MoCA Takes Spectrum Down a Notch
The Multimedia over Coax Alliance (MoCA) has added midrange frequencies to its 1.1 specification, which is good news for DirecTV Group Inc. (NYSE: DTV) as the satellite giant gets ready to launch its whole-home DVR next month.
The newly added range covers frequencies from 500 to 1,500MHz. The original spectrum range for MoCA 1.1 was 850 to 1,500MHz.
Monk says there's not much difference between the chips supporting the different spectrum profiles; chips of both types are shipping.
The original range was a better fit for cable's available service spectrum, but it overlaps the L-band (950 to 2,150MHz), which is used by DirecTV and Dish, another MoCA member, to carry video signals from the dish to the satellite receiver. The original MoCA range didn't leave enough separation for proper filtering, says MoCA chief technology officer Anton Monk, who is also the VP of technology at MoCA chipmaker Entropic Communications Inc. (Nasdaq: ENTR).
He says MoCA went with the mid-RF approach over lower frequencies because tests showed that the latter environment is noisy and much more difficult to harness. Spectrum below 20MHz, for example, gets interference from powerlines.
AT&T Inc. (NYSE: T) has been able to make Home Phoneline Networking Alliance (HomePNA) work in lower frequencies for the U-verse TV service, but Monk believes the performance tradeoffs and the work necessary to perform a similar feat with MoCA are too great.
The mid-range approach offers "a very clean band, so it's away from any interference and powerline ingress interference issues," he says. "DirecTV wanted the same performance that cable is getting… without going to low frequencies."

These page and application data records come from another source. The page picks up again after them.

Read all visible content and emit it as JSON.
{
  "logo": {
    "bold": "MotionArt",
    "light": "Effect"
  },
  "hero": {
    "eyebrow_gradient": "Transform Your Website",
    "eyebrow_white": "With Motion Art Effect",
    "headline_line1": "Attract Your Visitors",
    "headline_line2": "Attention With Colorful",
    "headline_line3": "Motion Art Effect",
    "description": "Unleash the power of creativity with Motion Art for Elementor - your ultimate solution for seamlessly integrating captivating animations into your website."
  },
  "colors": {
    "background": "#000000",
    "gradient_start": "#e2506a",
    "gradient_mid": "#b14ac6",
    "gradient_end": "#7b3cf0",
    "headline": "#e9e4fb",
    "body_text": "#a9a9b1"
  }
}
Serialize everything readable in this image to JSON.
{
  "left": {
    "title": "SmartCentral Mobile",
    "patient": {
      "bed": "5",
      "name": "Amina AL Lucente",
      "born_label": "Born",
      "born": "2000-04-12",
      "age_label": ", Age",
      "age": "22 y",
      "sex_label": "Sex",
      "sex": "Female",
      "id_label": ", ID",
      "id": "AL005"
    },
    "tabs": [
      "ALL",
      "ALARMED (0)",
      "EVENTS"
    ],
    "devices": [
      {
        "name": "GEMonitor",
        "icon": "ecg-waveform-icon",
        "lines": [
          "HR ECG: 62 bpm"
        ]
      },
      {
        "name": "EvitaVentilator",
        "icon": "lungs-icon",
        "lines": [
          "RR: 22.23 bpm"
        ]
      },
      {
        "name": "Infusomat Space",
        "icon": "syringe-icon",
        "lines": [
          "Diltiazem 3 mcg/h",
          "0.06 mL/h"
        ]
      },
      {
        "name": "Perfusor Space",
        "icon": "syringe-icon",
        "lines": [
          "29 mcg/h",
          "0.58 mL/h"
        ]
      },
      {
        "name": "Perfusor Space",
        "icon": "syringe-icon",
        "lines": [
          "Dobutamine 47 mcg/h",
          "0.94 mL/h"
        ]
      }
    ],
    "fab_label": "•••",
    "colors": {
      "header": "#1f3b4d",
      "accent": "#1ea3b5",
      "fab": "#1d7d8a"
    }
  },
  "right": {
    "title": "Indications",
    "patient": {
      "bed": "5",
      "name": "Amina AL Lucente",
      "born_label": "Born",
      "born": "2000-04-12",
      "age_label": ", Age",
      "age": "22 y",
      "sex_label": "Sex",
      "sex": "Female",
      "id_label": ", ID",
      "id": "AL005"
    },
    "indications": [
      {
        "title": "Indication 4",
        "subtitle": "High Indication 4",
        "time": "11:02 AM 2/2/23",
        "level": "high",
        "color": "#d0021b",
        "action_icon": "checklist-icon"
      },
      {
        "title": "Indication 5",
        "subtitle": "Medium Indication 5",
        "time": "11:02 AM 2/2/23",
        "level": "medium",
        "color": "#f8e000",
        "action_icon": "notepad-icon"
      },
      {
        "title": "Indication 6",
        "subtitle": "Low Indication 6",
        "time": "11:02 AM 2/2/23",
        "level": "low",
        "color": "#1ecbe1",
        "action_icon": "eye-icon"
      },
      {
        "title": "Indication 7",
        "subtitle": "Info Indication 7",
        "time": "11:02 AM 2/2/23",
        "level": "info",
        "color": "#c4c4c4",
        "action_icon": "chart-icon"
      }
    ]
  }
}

The target performance, in the case of MoCA 1.1, is about 175 Mbit/s of net throughput. (The yet-to-be-ratified MoCA 2.0 platform is shooting for a basic mode that can pump out 400 Mbit/s, and an 800-Mbit/s enhanced mode: See MoCA 2.0 'Enhanced' Mode Target: 800 Mbit/s.)
DirecTV is eager to use MoCA not just for multiroom DVRs, but also to help fulfill its vision for RVU Alliance technology.
In that scenario, DirecTV will be looking to use MoCA and RVU to support thin-client video devices attached to a central video gateway/server. With that in place, DirecTV intends to ship its user interface over the home network to a wide range of remote clients, including IPTV set-tops, TVs, and PCs that can speak the RVU language.
DirecTV is championing RVU, but Verizon Communications Inc. (NYSE: VZ), still the heaviest MoCA user, is also a member of the RVU Alliance and is believed to be pursuing similar plans.
DirecTV has previously said it intends to deploy its whole-home DVR by the first quarter of 2010, but its Website indicates that the product is still in beta testing. A DirecTV spokesman says the company expects to launch it sometime in May. (See DirecTV Picks Entropic and DirecTV Preps Multiroom DVR.)
Can cable play in the new band?
Although the mid-RF approach is targeted to satellite companies, cable could use it as well. The problem, though, is that cable already uses that band to deliver video services on the outside plant, so there are some major interference issues that would need solving.
Monk says he's "heard of some interesting architectures floating around," including a "split gateway," that could tap into the lower MoCA band.
But that would require some extra work by the cable operator. "You'd have to isolate the inside of the house from the outside of the house," Monk explains.
— Jeff Baumgartner, Site Editor, Light Reading Cable